◆ TASK GOAL
Return every line below in which "Venango" appears.

=== Section Start ===

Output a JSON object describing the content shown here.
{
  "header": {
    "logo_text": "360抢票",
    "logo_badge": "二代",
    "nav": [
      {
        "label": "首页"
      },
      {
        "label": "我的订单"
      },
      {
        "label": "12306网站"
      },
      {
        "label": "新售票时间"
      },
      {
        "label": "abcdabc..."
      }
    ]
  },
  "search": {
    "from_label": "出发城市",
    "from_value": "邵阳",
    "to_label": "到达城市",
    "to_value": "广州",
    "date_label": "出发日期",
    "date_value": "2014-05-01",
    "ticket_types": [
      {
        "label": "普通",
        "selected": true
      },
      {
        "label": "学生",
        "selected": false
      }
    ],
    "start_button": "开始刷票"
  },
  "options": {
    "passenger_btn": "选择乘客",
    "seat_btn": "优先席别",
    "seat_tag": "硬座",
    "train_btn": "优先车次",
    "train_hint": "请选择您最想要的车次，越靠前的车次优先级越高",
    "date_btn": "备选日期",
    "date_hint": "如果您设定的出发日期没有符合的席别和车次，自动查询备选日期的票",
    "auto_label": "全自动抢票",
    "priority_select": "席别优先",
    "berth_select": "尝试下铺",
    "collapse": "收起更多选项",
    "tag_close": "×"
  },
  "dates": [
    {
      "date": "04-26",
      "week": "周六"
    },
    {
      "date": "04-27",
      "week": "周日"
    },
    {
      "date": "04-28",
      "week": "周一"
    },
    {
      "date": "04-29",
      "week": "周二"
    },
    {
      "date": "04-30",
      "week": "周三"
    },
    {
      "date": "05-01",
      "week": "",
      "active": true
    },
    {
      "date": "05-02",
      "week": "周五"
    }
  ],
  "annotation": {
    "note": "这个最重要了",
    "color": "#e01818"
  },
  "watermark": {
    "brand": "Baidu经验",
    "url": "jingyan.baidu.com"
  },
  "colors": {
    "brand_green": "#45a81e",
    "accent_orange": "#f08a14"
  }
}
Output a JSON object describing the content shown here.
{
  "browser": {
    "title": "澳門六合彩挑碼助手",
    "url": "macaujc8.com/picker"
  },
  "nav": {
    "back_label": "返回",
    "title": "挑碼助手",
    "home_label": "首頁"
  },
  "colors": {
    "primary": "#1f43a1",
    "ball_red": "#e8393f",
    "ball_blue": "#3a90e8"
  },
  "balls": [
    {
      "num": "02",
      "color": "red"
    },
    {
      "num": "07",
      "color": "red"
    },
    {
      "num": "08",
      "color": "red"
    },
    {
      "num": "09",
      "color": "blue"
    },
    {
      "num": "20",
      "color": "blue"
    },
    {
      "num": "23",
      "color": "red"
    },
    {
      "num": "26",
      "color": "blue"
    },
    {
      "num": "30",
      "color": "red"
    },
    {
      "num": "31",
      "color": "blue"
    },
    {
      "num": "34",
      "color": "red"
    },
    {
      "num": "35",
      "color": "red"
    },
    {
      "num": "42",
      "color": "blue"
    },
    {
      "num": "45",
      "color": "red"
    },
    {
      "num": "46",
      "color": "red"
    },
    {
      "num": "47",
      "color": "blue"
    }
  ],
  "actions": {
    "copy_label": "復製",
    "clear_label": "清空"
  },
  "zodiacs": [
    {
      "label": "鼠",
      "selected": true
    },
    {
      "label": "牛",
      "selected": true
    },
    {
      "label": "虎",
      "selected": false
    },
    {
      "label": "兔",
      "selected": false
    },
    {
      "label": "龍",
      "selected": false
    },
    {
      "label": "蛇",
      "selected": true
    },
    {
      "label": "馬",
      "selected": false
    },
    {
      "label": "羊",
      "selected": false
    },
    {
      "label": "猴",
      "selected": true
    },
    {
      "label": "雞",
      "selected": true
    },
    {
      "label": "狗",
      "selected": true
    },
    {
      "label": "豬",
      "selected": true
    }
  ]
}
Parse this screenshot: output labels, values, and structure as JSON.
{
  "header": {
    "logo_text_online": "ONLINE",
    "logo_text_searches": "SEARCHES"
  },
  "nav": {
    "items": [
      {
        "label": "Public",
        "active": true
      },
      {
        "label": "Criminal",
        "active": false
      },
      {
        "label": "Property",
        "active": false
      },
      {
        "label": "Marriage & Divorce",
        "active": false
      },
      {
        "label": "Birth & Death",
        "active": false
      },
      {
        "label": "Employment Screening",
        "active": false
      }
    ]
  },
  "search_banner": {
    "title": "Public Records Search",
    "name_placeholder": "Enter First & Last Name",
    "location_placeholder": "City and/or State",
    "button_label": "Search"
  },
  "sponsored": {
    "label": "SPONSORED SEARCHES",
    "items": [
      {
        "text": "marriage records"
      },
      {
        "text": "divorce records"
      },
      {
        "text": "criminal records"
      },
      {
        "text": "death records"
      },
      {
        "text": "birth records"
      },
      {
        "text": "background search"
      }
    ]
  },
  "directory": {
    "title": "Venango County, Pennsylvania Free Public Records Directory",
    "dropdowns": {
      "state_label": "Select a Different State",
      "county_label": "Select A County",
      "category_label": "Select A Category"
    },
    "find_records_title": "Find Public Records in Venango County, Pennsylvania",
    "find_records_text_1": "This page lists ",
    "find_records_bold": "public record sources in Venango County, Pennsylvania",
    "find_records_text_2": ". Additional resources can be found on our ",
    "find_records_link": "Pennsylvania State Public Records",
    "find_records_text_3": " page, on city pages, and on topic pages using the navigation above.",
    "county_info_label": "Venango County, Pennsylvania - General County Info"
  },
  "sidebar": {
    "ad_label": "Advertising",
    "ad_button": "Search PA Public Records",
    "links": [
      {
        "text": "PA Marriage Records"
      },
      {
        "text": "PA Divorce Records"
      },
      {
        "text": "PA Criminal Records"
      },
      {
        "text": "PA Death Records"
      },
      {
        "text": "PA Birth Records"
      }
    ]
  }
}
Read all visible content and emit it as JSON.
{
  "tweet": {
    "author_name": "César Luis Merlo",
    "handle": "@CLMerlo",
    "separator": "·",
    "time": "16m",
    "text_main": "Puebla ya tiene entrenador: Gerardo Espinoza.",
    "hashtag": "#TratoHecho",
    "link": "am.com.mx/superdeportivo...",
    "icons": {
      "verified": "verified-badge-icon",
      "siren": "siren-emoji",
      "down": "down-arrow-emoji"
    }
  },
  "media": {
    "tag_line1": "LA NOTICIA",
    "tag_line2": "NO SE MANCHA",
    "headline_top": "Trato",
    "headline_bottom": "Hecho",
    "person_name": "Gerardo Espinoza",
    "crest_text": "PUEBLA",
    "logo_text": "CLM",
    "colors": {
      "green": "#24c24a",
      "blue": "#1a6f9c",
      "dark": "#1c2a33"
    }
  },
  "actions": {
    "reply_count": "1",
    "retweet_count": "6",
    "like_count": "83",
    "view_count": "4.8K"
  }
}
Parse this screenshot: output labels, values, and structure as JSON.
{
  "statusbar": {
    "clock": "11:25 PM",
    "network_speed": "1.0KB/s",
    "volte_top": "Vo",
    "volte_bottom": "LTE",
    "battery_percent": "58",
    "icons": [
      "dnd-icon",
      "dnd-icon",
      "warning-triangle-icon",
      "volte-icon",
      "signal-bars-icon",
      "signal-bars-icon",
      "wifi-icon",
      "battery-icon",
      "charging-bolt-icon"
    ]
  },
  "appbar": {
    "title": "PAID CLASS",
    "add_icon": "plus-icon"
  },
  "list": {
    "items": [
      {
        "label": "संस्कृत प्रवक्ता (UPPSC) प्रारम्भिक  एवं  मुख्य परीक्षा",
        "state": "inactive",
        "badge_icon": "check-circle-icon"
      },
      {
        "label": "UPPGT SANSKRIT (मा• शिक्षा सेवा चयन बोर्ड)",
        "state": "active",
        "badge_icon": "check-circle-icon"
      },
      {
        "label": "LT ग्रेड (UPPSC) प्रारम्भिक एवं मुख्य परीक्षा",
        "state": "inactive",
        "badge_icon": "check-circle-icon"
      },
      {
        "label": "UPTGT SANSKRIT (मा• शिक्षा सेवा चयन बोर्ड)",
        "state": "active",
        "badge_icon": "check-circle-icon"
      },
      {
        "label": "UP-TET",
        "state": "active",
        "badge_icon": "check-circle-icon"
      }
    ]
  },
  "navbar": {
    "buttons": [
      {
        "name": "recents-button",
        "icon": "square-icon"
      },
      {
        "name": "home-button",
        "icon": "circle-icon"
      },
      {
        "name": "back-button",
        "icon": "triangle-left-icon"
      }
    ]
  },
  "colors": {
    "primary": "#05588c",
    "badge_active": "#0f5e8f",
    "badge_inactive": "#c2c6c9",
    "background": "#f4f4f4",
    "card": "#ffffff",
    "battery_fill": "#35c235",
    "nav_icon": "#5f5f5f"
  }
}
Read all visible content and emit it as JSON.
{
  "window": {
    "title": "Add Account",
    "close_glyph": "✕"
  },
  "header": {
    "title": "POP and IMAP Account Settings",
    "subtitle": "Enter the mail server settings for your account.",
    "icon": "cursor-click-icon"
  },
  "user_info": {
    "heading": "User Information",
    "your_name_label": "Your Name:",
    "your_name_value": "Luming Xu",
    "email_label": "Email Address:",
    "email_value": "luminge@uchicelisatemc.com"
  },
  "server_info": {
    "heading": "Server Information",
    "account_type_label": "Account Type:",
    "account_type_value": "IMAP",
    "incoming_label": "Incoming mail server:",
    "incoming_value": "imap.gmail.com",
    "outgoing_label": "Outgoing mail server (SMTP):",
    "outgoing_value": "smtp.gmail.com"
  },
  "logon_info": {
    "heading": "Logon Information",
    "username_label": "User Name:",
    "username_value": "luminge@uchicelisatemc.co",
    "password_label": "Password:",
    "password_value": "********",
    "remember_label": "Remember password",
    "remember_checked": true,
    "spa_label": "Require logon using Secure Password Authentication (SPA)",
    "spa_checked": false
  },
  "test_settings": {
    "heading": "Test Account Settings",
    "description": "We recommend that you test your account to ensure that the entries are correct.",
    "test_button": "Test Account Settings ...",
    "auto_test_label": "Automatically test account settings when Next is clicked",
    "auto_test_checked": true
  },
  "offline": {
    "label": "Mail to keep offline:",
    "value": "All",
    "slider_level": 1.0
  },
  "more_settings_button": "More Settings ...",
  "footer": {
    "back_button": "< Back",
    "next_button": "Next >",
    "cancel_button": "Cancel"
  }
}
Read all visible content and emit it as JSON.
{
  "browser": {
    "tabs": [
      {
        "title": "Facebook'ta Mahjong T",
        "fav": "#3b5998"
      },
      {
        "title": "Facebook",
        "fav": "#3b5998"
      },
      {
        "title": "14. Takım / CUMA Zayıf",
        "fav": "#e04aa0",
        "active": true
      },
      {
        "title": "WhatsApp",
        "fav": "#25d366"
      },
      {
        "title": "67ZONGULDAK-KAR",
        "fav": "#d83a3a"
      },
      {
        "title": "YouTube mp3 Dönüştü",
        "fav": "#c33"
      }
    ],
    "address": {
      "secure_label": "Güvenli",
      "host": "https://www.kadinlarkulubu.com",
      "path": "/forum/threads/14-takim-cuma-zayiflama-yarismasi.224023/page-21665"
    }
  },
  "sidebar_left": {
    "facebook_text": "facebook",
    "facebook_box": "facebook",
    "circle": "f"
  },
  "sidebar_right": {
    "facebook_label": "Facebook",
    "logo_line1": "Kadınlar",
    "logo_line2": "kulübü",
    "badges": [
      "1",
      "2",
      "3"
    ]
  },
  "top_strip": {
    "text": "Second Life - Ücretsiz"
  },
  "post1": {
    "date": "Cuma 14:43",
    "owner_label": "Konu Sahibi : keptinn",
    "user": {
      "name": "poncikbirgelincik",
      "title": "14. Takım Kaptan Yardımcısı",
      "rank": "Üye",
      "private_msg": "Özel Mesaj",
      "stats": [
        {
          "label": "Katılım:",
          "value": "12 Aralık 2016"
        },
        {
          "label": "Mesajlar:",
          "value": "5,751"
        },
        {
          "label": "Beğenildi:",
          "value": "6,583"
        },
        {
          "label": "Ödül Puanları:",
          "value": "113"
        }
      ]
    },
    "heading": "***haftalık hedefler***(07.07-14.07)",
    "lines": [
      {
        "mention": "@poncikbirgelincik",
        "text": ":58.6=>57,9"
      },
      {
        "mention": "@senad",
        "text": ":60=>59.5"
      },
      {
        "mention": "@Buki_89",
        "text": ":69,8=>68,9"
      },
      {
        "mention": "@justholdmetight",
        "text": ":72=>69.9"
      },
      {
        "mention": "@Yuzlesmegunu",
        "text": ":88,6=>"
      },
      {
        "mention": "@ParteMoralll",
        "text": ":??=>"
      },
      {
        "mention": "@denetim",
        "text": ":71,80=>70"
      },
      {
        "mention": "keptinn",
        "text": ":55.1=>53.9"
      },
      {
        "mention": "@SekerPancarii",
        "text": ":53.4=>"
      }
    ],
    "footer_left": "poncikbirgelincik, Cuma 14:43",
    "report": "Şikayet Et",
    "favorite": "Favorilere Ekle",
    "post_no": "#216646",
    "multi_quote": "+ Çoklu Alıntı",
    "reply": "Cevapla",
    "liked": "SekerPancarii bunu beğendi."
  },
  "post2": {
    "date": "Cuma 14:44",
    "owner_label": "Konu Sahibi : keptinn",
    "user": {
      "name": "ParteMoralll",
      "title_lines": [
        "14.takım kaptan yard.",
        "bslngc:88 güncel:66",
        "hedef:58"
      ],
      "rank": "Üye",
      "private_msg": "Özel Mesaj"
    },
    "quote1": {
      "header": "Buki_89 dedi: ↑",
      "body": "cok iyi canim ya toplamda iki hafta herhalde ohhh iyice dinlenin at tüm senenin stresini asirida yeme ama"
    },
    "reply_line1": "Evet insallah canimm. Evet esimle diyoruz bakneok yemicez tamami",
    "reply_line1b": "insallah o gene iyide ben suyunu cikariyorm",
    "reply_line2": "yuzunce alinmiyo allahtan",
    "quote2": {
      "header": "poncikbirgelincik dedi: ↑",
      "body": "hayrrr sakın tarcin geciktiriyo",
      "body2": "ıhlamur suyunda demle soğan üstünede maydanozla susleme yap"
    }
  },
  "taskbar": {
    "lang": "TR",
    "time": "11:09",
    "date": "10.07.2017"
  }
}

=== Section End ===

◆ RESULT
    "title": "Venango County, Pennsylvania Free Public Records Directory",
    "find_records_title": "Find Public Records in Venango County, Pennsylvania",
    "find_records_bold": "public record sources in Venango County, Pennsylvania",
    "county_info_label": "Venango County, Pennsylvania - General County Info"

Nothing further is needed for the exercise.